The best time to take up the long position is when stock prices are low. This will get you into the market at a reasonable price and increase your chances for profitability as new offerings go up in price and older investment options recover or rebound.
In fact, as others take the long position and purchase at the same time you do, this will actually drive the value of securities up through the standard rule of supply and demand, causing the beginning of what could be a bull market.
You may equate this with the end of the month at a car dealership. The prices tend to drop on any cars left on the lot for sale, and the dealer is more often willing to bargain because he or she wants less inventory on the lot.
Likewise, when stock prices are low, some will panic and dump all of their holdings at these low prices, thinking that their shares will never recover the value.
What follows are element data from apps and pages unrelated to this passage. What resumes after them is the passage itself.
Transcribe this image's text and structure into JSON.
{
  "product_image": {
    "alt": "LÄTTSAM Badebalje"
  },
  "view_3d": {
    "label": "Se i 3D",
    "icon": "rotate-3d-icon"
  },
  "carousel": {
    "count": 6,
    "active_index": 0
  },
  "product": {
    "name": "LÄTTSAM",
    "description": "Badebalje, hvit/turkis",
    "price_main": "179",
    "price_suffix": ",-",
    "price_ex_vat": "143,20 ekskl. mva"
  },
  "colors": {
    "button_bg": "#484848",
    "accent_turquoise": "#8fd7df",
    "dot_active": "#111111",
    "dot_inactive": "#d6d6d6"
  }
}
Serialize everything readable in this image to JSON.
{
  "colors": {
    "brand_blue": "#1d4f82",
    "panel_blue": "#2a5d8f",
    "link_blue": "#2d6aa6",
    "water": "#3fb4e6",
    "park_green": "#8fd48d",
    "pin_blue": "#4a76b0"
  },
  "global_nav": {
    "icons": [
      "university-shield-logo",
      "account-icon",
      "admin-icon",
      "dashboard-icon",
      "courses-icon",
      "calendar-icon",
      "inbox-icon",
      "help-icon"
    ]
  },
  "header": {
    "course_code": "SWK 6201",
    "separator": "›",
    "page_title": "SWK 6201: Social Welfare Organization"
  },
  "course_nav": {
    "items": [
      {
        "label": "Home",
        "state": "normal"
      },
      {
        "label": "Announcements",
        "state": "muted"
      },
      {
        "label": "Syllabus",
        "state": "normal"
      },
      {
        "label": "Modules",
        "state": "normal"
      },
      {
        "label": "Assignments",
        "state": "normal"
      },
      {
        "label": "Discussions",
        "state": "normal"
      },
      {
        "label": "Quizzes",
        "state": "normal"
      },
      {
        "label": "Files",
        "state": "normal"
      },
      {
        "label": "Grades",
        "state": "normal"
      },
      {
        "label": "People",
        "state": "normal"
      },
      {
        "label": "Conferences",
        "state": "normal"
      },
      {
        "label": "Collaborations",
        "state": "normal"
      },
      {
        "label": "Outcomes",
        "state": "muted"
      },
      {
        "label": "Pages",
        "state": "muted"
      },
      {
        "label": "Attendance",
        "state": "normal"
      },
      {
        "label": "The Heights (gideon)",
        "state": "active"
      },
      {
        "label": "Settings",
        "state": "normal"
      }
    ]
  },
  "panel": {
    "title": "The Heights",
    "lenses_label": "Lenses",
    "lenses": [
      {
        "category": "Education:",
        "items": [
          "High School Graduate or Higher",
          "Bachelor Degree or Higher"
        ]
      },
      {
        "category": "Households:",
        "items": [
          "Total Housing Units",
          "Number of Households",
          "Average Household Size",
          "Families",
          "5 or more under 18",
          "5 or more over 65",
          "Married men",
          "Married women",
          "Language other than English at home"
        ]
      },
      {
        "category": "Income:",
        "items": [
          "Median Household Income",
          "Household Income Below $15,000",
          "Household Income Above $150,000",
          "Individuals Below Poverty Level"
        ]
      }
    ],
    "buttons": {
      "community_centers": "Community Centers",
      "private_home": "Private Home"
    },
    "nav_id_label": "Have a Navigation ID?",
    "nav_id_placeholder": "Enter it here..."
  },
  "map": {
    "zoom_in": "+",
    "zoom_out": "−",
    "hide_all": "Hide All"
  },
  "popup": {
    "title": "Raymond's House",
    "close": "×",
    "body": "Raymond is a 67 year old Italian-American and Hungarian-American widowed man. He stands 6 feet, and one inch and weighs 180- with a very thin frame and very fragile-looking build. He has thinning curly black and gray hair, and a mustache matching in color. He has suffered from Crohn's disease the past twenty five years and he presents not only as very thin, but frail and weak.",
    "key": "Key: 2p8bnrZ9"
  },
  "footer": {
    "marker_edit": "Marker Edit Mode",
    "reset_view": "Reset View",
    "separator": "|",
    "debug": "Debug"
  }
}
This can only be of assistance to you.
When prices are high, it is likely time to turn around and sell your shares to bring in a profit, not losing anything on unrealized gain (profit that cannot be counted in liquid assets or cash because it is still invested in a volatile stock option).
You should never sell for a price that is below your cost, as this brings negative equity and loss of funds. You should always sell for the greatest amount of profit that you feel is safe.
In other words, if you buy a security at fifteen dollars per share, and it quickly rises to twenty-five dollars per share, you may very well feel that it could hit thirty dollars per share within a week.
However, you must determine if you are willing to risk losing your already secured earnings of ten dollars per share to wait that long, should the price actually fall, so you may decide to sell at the current high price.
Market-Makers and Selling Short
What if the stock values are up incredibly high, but you did not get in on that particular commodity and own no shares? Your first step should be to visit a market-maker or to make a deal with a broker for a short sell.
A market-maker is literally a stockbroker who purchases keeps a certain number of shares of several securities or stocks on hand, which are purchased during a time when the market rates are low.
The firm will then turn around and sell those shares to an individual at that low price, regardless of the market rate, in effect making its own market (thus the name). The individual who purchases from the firm can immediately sell the commodities on the open market at market rate (which is higher), making an incredible amount of profit in a short period of time.
A short sell is another option for a quick profit. In this scenario, you will borrow a particular number of shares from a stockbroker to sell when the market value is high. Your job is to then wait for the stock price to go down, purchase the same quantity of stock, and return the holdings to the broker, keeping the profit from the sale, minus the broker fees.
The way that a car dealer works with trade-ins is very similar. They will purchase the car from you at a very low price, then turn around and sell it on the lot for a high profit margin.
One of the most positive aspects of a short sell is that you never actually take possession of the stock, meaning that you are never in a position to lose money. Because you have sold shares for a high price, you have already profited, and in the worst-case scenario, the particular stocks will not drop in price.
Rather than return the stocks to the broker from whom they were borrowed, you can simply pay back the amount for which they were originally purchased, along with the premium.